He hasn't played in the league since 2016.

Advertisement

Quarterback Colin Kaepernick could be back on the grass when the NFL season kicks off later this year. Multiple reports state that Kaepernick is on the Los Angeles Chargers's potential workout list, which doesn't guarantee him a spot on the lineup, but does open doors for his return to the league.

Kaepernick hasn't played in the NFL since 2016, when he was on the San Francisco 49ers and started kneeling during the American national anthem as a way to peacefully protest police brutality and systemic racism. After he opted out of his contract that year — reports state that he would have been cut from the team if he didn't opt out — he sued the NFL for collusion, saying that there were plans to keep him out of the league. The case was settled last year, NBC Sports reports.

Colin Kaepernick NFL
Credit: Mike Ehrmann / Staff

Chargers coach Anthony Lynn told ESPN that although he has not spoken to Kaepernick directly, his style of play would fit in with the team's current system. Currently, the team has Tyrod Taylor, Justin Herbert, and Easton Stick listed as quarterbacks.

"I haven't spoken with Colin, not sure where he's at as far in his career, what he wants to do," Lynn said. "But Colin definitely fits the style of quarterback for the system that we're going to be running. I'm very confident and happy with the three quarterbacks that I have, but you can never have too many people waiting on the runway."

Roger Goodell, the NFL's commissioner, later said the NFL was wrong for "not listening to players earlier" when thy voiced concerns of racial injustice and police brutality. His statement came after some of the NFL's most notable came together and posted a video asking the league to condemn racism and support the Black Lives Matter movement.

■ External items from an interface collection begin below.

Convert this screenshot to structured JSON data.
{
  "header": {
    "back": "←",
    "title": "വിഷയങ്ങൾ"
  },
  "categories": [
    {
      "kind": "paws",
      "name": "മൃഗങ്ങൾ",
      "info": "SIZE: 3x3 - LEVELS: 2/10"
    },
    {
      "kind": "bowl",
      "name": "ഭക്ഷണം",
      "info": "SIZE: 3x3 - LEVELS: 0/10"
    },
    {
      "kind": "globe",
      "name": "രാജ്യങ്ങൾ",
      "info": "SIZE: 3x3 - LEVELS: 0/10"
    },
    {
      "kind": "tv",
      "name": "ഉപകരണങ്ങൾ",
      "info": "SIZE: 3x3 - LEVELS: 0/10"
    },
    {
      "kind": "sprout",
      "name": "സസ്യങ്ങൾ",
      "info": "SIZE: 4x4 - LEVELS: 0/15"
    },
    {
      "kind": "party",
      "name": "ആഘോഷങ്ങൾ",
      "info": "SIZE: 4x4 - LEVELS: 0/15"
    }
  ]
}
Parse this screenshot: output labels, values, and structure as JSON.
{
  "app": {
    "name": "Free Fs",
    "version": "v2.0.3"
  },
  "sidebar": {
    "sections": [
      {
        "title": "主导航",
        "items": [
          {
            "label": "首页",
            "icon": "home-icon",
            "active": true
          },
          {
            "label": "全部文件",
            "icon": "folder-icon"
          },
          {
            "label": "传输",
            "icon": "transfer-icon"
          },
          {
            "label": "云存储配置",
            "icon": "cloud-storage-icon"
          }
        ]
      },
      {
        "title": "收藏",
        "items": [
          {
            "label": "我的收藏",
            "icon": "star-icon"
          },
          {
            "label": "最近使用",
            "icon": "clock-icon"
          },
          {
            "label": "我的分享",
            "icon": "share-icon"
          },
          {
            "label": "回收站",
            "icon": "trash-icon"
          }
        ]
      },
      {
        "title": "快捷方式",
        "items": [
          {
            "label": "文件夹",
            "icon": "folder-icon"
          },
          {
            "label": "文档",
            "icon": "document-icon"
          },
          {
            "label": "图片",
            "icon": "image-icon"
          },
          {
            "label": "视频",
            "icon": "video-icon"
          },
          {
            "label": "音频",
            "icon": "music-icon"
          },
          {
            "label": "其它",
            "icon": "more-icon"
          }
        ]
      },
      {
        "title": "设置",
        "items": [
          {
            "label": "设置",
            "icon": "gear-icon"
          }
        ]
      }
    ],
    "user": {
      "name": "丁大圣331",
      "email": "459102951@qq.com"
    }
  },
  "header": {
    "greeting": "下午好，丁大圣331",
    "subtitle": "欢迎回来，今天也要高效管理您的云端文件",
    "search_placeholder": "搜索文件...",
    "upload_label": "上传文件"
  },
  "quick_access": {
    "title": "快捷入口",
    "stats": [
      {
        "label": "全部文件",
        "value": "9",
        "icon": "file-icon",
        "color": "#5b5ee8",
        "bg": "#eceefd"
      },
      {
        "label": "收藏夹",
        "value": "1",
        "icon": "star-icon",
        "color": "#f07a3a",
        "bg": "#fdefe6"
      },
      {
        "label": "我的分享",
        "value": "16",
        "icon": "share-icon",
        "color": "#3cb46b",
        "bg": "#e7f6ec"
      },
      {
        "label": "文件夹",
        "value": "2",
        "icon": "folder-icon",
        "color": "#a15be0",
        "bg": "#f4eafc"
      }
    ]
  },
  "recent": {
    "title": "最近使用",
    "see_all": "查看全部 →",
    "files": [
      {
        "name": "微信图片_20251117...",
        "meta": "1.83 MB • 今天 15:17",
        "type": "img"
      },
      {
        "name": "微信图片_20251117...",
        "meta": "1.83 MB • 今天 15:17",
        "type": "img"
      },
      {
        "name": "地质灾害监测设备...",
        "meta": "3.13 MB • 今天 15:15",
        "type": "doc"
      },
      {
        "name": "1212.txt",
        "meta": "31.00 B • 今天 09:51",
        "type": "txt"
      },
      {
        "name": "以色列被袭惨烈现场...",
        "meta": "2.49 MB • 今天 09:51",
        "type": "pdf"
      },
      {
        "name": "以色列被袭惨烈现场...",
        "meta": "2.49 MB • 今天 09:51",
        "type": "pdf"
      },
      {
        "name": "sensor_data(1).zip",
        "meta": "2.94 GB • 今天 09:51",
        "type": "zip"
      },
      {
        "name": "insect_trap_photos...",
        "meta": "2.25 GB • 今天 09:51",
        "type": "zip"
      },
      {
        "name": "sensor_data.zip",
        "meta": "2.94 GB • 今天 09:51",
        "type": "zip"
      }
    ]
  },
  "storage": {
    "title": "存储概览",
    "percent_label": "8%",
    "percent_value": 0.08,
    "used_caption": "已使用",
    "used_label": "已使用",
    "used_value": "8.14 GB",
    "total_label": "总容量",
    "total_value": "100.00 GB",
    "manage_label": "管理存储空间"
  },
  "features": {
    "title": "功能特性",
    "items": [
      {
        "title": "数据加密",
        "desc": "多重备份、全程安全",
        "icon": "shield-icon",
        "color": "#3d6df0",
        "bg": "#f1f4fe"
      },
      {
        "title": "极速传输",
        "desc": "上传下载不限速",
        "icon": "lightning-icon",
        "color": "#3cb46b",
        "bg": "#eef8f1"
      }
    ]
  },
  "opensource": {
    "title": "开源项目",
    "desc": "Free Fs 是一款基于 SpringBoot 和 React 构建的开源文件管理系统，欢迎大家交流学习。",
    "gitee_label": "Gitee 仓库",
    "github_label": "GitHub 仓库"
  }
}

While Goodell didn't mention Kaepernick specifically in his apology, he did encourage the league's teams to consider signing him.

Just last year, Kaepernick had a workout at the Atlanta Falcons's facility, though nothing came of it after media wasn't allowed into the session and the league insisted on a "liability waiver" to be attached to Kaepernick's contract. Seattle Seahawks coach Pete Carroll told ESPN last week that he regrets not signing Kaepernick back in 2017. Statements from coaches may provide the league with some sympathy from fans, but Kaepernick is still waiting for real action.

"I've been ready for three years, and I've been denied for three years," Kaepernick told reporters in November. "We all know why I came out here and showed it today in front of everybody — we have nothing to hide. So we're waiting for the 32 owners, the 32 teams, Roger Goodell, all of them to stop running. Stop running from the truth, stop running from the people."

Kaepernick's protest has been top of mind for many people during the Black Lives Matter protests following the death of George Floyd. Many players and executives who, at the time, turned their backs on him now seem to understand what he was doing. The message was the same in 2016 as it is now, but as pressure mounts, public statements of support seem to be coming from all over the league.

Other sports players did follow in Kaepernick's footsteps at the time, including USA soccer champion Megan Rapinoe. Just this week, FIFA said that they would allow players to take a knee during the National Anthem without penalty. Donald Trump responded how he always has in the past writing on Twitter saying he "wouldn't be watching," now that it's allowed.

The change of heart around Kaepernick should serve as a reminder that Black people have been fighting to end systemic racism forever and their voices have been silenced. His protest was meaningful and it will forever be looked at as a historical moment. Whether or not he comes back to the NFL, these leagues need to listen to the Black players, period.